- _Goal of the exercise_:
Filter the entries down to the lines holding "badge", then copy those lines.

[Source data]
════════════════════
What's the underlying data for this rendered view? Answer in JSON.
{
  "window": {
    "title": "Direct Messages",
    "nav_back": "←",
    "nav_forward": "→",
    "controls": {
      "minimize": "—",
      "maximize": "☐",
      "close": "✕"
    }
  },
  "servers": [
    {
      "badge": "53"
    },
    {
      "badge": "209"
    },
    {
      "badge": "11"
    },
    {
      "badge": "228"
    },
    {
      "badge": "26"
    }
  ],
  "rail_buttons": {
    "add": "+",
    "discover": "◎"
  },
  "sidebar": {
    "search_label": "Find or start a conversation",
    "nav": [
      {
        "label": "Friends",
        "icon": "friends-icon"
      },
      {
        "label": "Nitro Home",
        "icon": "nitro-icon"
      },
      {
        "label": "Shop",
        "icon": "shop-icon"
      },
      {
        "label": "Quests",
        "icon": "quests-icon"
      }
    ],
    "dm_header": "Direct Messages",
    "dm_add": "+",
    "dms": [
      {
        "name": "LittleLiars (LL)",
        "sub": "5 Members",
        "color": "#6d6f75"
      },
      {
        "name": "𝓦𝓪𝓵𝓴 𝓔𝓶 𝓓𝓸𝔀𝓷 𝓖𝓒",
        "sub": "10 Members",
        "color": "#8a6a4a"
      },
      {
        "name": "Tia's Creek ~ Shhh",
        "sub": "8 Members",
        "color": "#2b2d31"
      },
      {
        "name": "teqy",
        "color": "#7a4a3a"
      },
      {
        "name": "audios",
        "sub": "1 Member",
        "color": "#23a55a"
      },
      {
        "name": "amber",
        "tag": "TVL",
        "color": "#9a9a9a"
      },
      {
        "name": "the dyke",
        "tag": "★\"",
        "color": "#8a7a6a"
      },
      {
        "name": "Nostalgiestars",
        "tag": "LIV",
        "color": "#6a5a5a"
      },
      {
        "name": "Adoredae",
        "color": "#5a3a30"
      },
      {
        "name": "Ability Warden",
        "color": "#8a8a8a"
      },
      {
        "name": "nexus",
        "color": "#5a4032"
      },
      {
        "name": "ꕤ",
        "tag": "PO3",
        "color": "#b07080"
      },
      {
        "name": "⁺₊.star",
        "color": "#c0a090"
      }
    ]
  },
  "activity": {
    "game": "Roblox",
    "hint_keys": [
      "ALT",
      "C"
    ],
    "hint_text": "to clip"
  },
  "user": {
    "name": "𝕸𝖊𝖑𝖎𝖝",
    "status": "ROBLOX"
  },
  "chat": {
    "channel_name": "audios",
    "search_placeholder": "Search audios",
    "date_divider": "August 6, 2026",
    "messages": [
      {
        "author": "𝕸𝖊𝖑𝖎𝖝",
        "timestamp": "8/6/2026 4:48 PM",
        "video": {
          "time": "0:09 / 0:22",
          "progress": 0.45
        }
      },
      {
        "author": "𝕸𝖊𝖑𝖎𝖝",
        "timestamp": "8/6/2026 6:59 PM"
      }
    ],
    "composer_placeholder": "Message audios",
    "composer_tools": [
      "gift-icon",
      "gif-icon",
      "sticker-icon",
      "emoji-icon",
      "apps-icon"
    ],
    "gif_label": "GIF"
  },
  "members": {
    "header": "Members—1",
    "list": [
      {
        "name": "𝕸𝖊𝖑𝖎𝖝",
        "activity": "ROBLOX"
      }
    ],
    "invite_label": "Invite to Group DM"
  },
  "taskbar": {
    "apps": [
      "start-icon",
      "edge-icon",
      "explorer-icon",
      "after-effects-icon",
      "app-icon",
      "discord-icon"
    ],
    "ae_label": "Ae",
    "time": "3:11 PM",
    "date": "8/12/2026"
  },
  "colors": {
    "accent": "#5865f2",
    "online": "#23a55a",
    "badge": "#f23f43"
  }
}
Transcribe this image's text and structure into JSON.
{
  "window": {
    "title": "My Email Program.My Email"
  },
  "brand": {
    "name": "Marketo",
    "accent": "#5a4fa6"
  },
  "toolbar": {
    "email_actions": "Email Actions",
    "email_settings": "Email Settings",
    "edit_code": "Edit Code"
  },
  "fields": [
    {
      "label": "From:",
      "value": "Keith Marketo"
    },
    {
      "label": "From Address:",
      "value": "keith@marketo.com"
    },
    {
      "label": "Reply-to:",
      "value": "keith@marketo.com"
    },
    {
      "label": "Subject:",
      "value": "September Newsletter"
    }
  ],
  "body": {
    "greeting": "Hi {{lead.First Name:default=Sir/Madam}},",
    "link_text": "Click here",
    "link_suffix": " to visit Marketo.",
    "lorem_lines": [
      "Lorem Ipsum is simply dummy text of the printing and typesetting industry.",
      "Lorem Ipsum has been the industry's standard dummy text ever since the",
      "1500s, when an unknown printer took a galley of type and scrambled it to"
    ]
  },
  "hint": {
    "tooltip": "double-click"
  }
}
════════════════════
- _Problem solution_:
      "badge": "53"
      "badge": "209"
      "badge": "11"
      "badge": "228"
      "badge": "26"
    "badge": "#f23f43"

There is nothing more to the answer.